REQUIRED ACTION >>
Pull out every line below containing the word "true".
STORED DATA below:
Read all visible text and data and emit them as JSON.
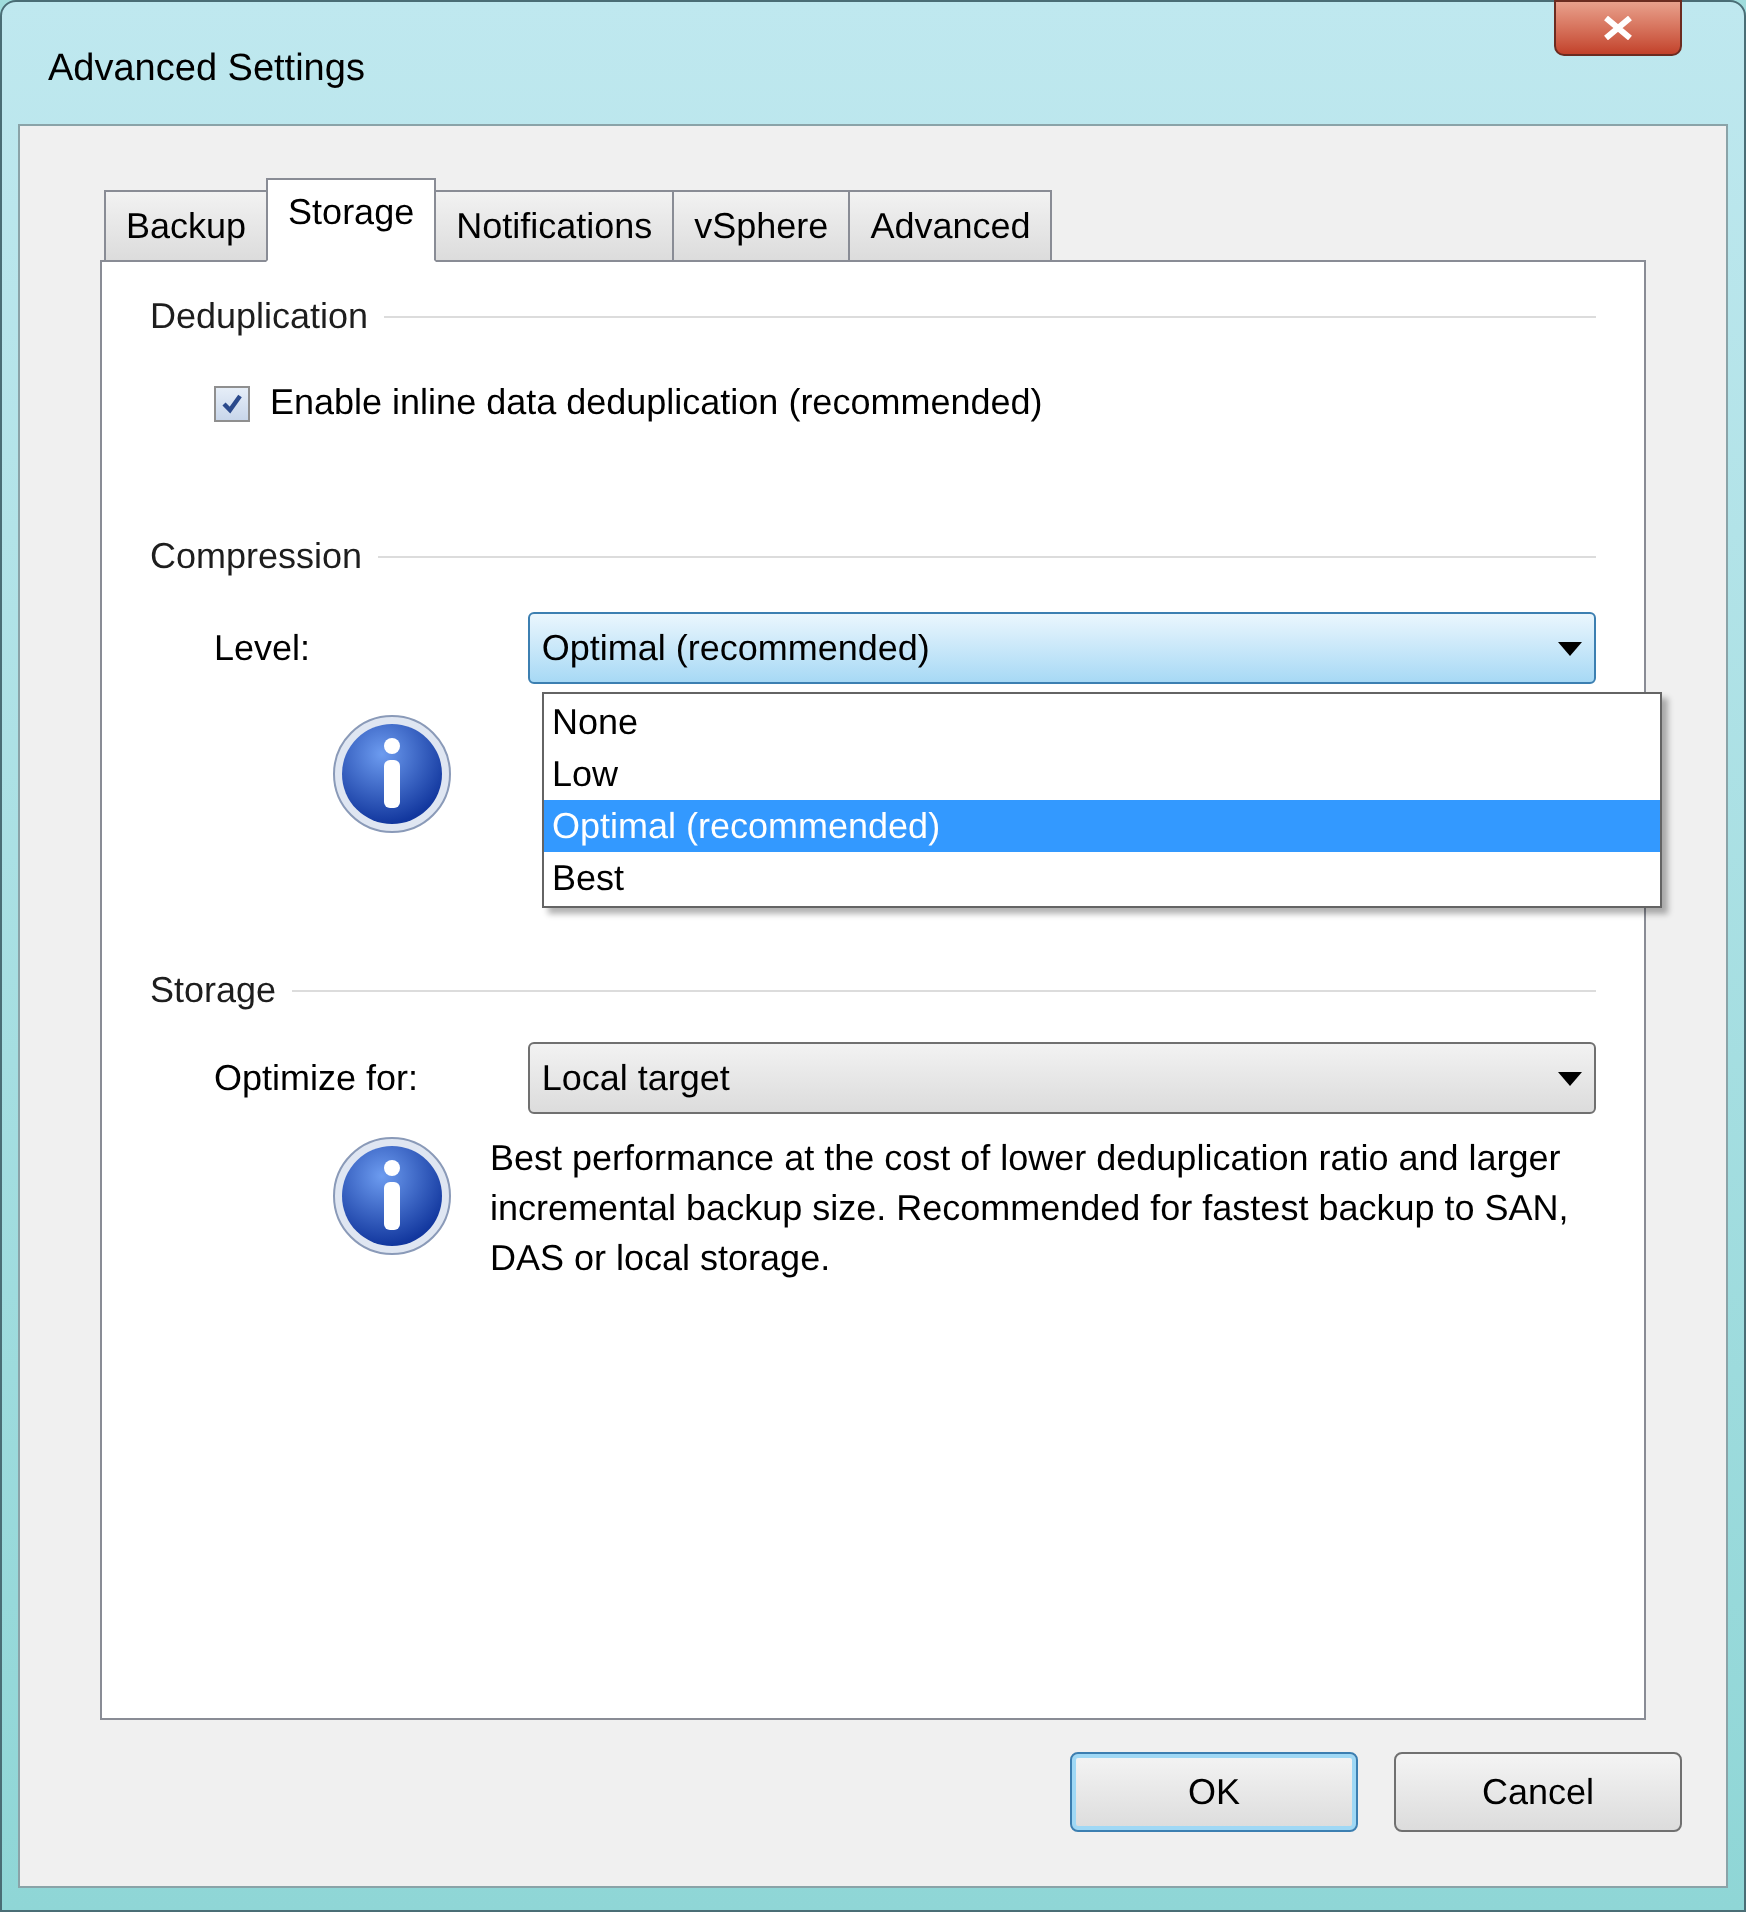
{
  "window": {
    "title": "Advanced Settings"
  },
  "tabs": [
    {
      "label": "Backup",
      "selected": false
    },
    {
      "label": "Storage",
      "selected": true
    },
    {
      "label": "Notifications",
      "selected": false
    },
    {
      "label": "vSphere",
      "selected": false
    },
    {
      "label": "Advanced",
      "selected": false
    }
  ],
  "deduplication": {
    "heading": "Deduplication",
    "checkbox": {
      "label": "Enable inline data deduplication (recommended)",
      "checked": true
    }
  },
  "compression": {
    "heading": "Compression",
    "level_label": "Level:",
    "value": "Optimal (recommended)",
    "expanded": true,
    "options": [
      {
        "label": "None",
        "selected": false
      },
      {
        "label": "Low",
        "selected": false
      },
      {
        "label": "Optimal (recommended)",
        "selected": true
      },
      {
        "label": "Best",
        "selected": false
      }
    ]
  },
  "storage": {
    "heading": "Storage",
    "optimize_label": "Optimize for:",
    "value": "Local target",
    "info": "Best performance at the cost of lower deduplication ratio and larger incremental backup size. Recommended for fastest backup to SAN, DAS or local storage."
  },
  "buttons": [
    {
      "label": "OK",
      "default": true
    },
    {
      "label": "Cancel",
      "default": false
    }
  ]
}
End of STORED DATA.
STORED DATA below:
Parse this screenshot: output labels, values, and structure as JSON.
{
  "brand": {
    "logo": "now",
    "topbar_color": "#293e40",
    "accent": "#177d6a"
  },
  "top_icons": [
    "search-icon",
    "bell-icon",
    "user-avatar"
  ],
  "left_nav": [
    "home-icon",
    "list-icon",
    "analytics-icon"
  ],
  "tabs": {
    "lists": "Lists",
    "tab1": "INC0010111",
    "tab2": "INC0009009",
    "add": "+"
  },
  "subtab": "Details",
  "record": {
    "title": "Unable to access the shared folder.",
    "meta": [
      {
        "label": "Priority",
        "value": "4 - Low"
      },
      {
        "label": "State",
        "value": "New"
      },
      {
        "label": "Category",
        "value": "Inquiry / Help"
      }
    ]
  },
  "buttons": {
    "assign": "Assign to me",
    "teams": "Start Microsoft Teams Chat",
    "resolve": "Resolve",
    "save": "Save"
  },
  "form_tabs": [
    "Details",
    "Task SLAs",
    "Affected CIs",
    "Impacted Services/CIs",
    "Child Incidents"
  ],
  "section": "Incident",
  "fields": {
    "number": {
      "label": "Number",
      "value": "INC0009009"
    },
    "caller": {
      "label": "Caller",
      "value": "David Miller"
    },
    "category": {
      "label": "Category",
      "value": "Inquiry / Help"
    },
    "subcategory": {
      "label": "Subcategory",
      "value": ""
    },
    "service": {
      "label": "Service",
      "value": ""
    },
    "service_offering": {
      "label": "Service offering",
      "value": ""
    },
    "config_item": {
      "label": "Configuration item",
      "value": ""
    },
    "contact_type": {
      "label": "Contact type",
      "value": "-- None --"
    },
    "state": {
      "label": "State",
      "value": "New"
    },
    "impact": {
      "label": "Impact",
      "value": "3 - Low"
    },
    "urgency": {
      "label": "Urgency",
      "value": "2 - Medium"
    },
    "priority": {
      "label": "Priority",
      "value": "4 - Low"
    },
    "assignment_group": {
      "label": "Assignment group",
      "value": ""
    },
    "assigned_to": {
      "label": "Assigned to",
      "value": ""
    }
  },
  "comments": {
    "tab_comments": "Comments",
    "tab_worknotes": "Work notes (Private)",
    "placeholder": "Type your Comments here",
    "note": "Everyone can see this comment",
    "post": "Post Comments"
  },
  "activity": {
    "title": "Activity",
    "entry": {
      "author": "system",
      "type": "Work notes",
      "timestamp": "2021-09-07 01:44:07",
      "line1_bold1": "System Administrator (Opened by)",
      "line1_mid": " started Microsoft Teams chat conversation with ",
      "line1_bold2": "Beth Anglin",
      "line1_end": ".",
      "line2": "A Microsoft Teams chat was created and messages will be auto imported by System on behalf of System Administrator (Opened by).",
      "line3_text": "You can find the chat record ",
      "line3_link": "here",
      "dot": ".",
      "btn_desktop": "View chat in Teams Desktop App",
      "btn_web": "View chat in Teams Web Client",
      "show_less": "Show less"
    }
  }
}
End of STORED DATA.
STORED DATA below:
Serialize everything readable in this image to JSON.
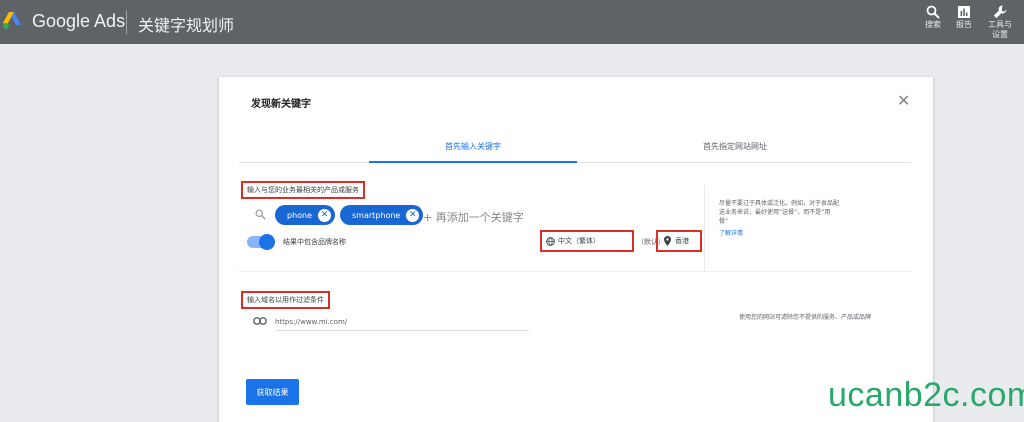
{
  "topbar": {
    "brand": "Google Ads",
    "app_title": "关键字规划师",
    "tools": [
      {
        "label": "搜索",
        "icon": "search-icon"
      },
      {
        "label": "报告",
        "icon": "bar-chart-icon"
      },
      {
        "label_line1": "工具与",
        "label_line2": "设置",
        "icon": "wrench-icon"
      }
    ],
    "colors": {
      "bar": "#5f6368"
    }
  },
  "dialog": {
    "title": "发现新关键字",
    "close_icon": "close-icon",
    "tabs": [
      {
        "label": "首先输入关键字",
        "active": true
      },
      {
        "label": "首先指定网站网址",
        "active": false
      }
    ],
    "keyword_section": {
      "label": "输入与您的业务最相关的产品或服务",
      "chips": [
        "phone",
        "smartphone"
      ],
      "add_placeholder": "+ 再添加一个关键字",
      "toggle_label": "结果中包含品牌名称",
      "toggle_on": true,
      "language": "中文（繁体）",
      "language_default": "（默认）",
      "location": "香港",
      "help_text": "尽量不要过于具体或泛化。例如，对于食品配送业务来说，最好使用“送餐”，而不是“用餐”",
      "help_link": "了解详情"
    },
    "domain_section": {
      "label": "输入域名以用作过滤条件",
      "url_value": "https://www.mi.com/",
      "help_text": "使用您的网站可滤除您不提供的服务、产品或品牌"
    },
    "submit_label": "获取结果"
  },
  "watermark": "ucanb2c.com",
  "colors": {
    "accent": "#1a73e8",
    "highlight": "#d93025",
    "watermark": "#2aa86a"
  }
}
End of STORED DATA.
RESPONSE >>
      "selected": true
      "checked": true
    "expanded": true,
        "selected": true
      "default": true
        "active": true
      "toggle_on": true,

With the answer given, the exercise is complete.